Component data from apps and pages:
━━━━━━━━━━
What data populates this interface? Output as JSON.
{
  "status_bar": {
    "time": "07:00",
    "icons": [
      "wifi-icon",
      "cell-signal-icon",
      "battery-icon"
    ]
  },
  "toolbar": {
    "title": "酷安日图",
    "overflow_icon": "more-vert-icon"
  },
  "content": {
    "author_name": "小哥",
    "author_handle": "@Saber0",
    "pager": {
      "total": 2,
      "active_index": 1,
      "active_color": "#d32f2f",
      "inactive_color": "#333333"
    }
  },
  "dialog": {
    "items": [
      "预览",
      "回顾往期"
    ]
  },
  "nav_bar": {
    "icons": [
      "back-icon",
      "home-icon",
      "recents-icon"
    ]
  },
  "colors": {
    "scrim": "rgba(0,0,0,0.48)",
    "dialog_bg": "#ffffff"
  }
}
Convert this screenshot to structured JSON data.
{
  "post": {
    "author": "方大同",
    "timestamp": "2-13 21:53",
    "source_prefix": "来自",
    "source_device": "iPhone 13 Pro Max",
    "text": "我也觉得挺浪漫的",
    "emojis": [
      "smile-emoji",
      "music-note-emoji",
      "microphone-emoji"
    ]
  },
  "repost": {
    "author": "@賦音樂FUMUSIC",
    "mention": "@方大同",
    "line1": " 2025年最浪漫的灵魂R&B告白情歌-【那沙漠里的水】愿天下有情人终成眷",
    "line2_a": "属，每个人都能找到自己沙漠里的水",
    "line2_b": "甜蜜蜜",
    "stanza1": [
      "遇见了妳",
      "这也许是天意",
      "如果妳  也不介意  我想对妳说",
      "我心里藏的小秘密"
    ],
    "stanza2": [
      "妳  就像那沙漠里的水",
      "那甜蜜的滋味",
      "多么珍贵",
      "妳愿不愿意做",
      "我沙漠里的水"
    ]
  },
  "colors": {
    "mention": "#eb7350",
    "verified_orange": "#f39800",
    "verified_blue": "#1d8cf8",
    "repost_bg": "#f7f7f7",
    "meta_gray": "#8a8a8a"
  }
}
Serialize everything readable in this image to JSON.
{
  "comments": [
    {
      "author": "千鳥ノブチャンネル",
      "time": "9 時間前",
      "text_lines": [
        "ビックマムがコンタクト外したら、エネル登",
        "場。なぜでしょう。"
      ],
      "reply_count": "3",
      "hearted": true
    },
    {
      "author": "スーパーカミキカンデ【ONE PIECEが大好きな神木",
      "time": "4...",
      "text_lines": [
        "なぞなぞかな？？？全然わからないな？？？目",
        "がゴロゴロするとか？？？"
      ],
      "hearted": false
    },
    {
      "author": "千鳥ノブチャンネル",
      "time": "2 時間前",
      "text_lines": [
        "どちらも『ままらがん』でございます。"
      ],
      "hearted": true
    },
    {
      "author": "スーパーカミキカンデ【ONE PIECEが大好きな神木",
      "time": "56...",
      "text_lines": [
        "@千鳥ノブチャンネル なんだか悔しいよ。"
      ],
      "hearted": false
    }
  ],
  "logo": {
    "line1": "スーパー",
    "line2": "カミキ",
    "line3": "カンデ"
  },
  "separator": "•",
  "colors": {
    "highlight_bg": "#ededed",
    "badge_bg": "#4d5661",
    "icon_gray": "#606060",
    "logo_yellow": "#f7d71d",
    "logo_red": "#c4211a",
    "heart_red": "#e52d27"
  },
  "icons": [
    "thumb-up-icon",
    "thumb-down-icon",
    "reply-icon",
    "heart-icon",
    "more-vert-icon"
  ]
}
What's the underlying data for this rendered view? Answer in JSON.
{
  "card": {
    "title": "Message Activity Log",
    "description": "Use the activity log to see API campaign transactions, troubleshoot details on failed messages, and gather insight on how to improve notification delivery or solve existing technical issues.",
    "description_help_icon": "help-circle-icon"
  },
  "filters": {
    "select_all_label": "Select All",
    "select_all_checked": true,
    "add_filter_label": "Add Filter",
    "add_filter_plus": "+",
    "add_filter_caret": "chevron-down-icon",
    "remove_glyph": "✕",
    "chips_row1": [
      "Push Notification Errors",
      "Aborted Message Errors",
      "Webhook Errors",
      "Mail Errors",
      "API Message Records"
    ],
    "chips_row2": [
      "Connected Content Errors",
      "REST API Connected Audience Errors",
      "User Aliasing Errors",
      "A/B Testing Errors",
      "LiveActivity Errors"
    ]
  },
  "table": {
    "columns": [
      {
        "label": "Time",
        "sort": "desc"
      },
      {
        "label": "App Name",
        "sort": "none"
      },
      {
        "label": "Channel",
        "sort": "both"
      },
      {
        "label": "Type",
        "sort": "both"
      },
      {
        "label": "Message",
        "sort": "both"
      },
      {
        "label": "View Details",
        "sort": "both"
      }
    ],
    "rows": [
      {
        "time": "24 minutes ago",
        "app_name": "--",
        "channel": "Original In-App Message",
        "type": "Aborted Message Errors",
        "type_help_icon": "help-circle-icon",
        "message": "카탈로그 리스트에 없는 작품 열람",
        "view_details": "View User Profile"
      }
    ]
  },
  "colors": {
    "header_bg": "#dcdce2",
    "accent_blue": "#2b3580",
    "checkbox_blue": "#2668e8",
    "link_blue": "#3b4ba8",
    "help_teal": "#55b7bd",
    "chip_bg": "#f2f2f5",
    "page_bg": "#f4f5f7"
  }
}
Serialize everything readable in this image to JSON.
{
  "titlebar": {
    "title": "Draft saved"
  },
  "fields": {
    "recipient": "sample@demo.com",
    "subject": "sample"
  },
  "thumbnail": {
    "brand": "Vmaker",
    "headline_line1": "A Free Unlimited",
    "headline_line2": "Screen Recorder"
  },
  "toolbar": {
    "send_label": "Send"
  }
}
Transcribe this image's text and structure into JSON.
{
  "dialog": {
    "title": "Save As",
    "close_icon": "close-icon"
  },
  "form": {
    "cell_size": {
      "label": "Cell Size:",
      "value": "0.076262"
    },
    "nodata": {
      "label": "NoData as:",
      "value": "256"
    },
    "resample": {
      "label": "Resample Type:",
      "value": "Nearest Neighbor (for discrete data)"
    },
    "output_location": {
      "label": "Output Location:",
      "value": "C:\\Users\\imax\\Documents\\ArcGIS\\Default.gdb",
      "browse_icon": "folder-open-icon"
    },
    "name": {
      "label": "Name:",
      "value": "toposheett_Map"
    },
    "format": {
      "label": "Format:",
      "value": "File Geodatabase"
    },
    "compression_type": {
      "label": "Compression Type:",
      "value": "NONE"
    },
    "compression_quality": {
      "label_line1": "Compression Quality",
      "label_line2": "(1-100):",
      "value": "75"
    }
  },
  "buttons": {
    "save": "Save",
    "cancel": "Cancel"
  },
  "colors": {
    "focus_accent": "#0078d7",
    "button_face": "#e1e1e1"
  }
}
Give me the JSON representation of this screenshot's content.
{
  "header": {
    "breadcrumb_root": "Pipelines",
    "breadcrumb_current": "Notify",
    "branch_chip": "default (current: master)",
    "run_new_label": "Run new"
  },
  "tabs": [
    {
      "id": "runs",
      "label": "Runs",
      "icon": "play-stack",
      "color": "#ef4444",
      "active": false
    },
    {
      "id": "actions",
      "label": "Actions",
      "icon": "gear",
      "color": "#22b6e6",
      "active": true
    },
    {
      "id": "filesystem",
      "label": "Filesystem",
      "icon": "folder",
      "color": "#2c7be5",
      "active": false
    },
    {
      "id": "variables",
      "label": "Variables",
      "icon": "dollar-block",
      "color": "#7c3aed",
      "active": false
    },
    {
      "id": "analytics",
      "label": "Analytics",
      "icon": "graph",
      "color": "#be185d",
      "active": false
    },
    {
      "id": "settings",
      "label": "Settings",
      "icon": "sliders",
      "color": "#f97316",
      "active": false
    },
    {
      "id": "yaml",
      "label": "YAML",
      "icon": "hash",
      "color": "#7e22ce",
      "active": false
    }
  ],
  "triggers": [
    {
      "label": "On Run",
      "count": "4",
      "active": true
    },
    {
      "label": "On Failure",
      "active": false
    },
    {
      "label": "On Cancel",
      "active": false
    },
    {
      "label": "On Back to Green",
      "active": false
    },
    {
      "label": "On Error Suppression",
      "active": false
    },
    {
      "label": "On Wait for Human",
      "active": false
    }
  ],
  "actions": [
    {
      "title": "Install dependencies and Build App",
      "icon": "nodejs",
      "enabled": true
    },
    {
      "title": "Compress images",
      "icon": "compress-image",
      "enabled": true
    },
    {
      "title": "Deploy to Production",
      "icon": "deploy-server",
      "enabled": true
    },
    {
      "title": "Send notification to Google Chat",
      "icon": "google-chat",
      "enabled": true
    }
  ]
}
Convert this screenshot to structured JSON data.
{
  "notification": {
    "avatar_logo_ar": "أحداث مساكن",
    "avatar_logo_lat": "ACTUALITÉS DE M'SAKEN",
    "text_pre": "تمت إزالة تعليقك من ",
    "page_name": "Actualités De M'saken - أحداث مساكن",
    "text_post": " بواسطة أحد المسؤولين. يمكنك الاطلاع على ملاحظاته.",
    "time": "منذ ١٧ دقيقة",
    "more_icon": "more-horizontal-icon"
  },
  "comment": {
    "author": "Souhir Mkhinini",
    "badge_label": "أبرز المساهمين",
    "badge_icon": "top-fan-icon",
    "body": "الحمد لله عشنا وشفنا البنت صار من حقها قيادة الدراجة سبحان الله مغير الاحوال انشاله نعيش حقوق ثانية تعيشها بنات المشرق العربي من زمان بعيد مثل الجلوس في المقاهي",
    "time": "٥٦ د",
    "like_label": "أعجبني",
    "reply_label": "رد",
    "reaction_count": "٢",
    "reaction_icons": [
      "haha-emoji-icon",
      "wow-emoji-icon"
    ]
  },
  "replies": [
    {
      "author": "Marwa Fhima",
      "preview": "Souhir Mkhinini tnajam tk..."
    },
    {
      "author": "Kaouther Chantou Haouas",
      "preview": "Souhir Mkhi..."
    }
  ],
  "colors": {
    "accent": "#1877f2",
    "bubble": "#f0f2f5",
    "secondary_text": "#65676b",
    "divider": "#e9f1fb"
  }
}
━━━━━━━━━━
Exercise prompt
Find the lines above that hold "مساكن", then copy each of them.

Answer box
    "avatar_logo_ar": "أحداث مساكن",
    "page_name": "Actualités De M'saken - أحداث مساكن",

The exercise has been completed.